Emerging evidence suggests that certain chronotypes possess personality traits that are dependent on whether you’re a morning or evening person.
This came to light in a study that found an association between the extraverted personality factor and the PER3 clock gene. This gene is a major regulator of your circadian rhythm and determines how long you sleep. Researchers took this a step further to determine whether there is in fact a link between chronotypes and personality characteristics.
In a study that assessed 2,492 individuals, extraversion, agreeableness, and conscientiousness were related to being an early riser, whereas being open to experiences and neuroticism were related to being a night owl.
Chronotypes and dietary habits
The association of chronotypes with other lifestyle factors has gained traction in recent years. Your chronotype may also affect your eating habits, such as how much coffee you consume.
In a study done in adolescents, the researchers found that later bed and rise times were associated with the tendency to drink caffeinated drinks, and eat fast food, but consume fewer dairy products. They concluded that morning-oriented pupils exhibit a healthier and more regimented lifestyle.
Chronotypes and exercise timing
Exercise has been prescribed as a non-pharmacological, low-cost treatment option for disturbed sleep. However, some researchers have raised concerns regarding the timing of exercise; finding that late-night exercise results in sleep-inhibiting conditions.
A study assessing 909 college students found that evening exercisers had later bedtimes, poorer sleep quality, and lower sleep efficiency compared to morning exercisers. They also reported greater daytime dysfunction compared to morning chronotypes.
So, if you’re an evening chronotype, it’s probably best to avoid exercising in the evening as this may worsen your functioning during the day.
The COVID-19 pandemic had an impact on chronotypes
The lockdown implemented by many countries during the COVID pandemic left us spending more of our day indoors.
Researchers hypothesized that this reduced our sunlight exposure significantly and disrupted our daily social schedules which affected our circadian rhythm.
A study looking at 1021 subjects found that participants slept longer and later during lockdown weekdays and had lower levels of social jetlag. While this may seem to have been an overall improvement in sleep conditions, the chronotype was also delayed among these individuals.
They found that younger subjects experienced larger changes in sleep and chronotype than older subjects. Also, subjects who began to work from home, or those who stopped working slept more and exhibited later chronotypes compared to those who continued working outside during lockdown.

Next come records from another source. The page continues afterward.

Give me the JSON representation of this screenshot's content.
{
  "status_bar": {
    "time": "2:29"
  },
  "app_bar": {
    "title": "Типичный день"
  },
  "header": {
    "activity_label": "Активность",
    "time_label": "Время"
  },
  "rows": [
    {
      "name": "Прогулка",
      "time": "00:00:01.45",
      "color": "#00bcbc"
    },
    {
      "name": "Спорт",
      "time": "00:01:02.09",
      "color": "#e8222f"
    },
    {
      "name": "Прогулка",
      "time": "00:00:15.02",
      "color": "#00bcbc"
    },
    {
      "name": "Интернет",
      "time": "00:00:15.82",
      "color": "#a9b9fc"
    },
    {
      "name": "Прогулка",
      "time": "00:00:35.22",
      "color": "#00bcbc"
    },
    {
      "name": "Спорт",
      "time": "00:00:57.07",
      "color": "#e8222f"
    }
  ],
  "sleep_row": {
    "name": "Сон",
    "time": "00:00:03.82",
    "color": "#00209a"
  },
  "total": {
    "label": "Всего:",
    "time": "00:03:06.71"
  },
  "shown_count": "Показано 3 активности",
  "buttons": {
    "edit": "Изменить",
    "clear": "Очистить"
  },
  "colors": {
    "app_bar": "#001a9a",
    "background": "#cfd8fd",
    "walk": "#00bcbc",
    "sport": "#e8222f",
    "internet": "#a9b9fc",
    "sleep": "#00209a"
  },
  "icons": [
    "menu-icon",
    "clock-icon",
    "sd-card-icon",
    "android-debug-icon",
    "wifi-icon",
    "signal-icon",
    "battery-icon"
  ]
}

A different study showed that when people had more flexibility to self-select their sleep times, most turned out to be evening types—which differs significantly from research conducted before lockdown showing that most people are morning types.
Chronotype and Health Outcomes
The assessment of chronotype and its relation to overall health has gained attention since a growing body of evidence has highlighted the health hazards that are related to shift work, especially night shift work.
Health hazards have been more common among the “night owls” than among the “early birds,” such as:
- mood disorders
- anxiety disorder
- substance use disorders
- personality disorder
- arterial hypertension
- type 2 diabetes
Alarmingly, current data suggest that “night owls” tend to die younger than “early birds”. These associations are so common that the routine assessment of chronotype as part of health status examinations in healthcare settings has been suggested in order to limit or curb the effect that possessing this chronotype has on overall health.
While the science behind chronotype is often confusing and complex, if you’re struggling to determine your chronotype, the best strategy is to keep a routine of waking up and going to sleep around the same time every evening. Remember that being a Wolf or a Dolphin isn’t the same as experiencing chronic insomnia and if you’re experiencing symptoms of insomnia, it’s a good idea to see a doctor and discuss potential external causes for your sleep problems.